We’ve seen an increase in Bundaberg’s rate over the June quarter.
It’s now sitting at 1.1%, the highest level since the pandemic hit.
But just because more properties are available, doesn’t meant they’re affordable.
Locals are continuing to be priced out of the rental market, opting to move in with relatives or get roommates.
REIQ CEO Antonia Mercorella says the movement over the quarter shows we are crawling towards healthier rates across most of the state.
“We’re starting to see some early signs of the rental market starting to soften just ever so slightly, with vacancy rates showing small increases in the majority of regions,” Ms Mercorella says.
“It was too early to call in the March quarter, which also saw a slight lift, but now with back-to-back, quarter on quarter improvement, we can see some promising green shoots.
“There is still a long way to go for Queensland’s rental market to reach healthy rates, but these results are a step in the right direction with a little more movement and increasing opportunity and choice for renters wanting to get into the market.

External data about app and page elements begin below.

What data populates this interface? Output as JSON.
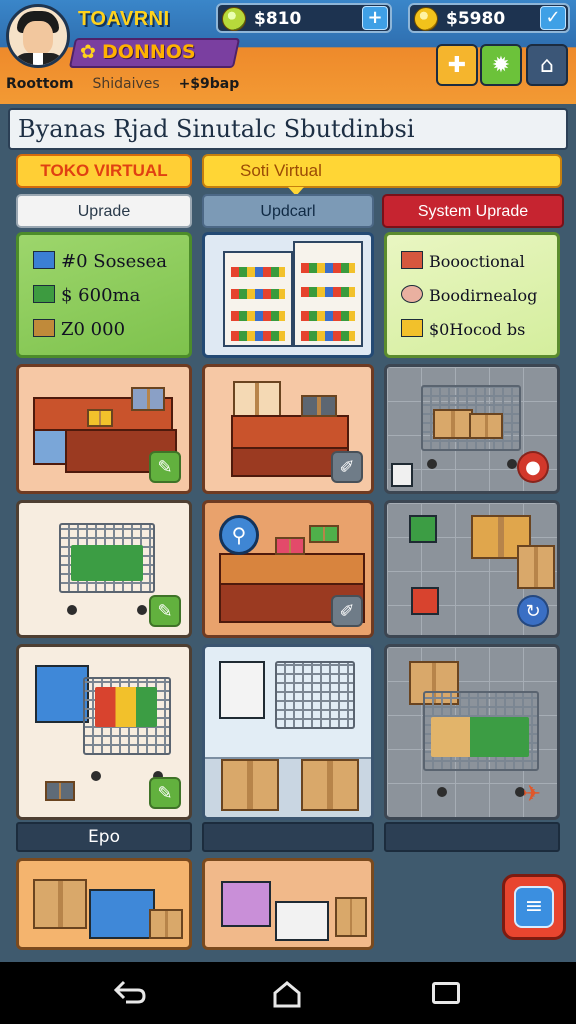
{
  "header": {
    "title_top": "TOAVRNI",
    "title_bottom": "DONNOS",
    "stat_items": [
      "Roottom",
      "Shidaives",
      "+$9bap"
    ],
    "currency": [
      {
        "icon": "green-gem-coin-icon",
        "value": "$810",
        "button": "+"
      },
      {
        "icon": "gold-coin-icon",
        "value": "$5980",
        "button": "✓"
      }
    ],
    "tool_icons": [
      "puzzle-icon",
      "gear-icon",
      "shop-icon"
    ]
  },
  "subtitle": "Byanas Rjad Sinutalc Sbutdinbsi",
  "tabs": {
    "main": [
      "TOKO VIRTUAL",
      "Soti Virtual"
    ],
    "sub": [
      "Uprade",
      "Updcarl",
      "System Uprade"
    ]
  },
  "cards": {
    "stats_left": [
      "#0 Sosesea",
      "$ 600ma",
      "Z0 000"
    ],
    "stats_right": [
      "Boooctional",
      "Boodirnealog",
      "$0Hocod bs"
    ]
  },
  "labels": {
    "epo": "Epo"
  },
  "colors": {
    "accent_orange": "#f39a34",
    "accent_blue": "#2f6fb0",
    "danger_red": "#c62430",
    "success_green": "#62b13e"
  }
}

“This is consistent with what real estate agents on the ground are telling us. They say there’s more rental housing stock freeing up, particularly in higher price point suburbs which have probably hit the peak of rent increases.
“Necessity is the mother of invention, and because people have been unable to find the type of rental property they are looking for, in the area they’re looking for, and something that works within their budget restraints, they are thinking outside of the box, adapting, and finding alternative solutions.
“These alternative arrangements include moving back in with parents where possible, moving in with other tenants in a co-tenancy instead of sole tenancy, and looking for units or townhouses instead of a freestanding home, or casting their net wider by looking at nearby localities with greater supply.”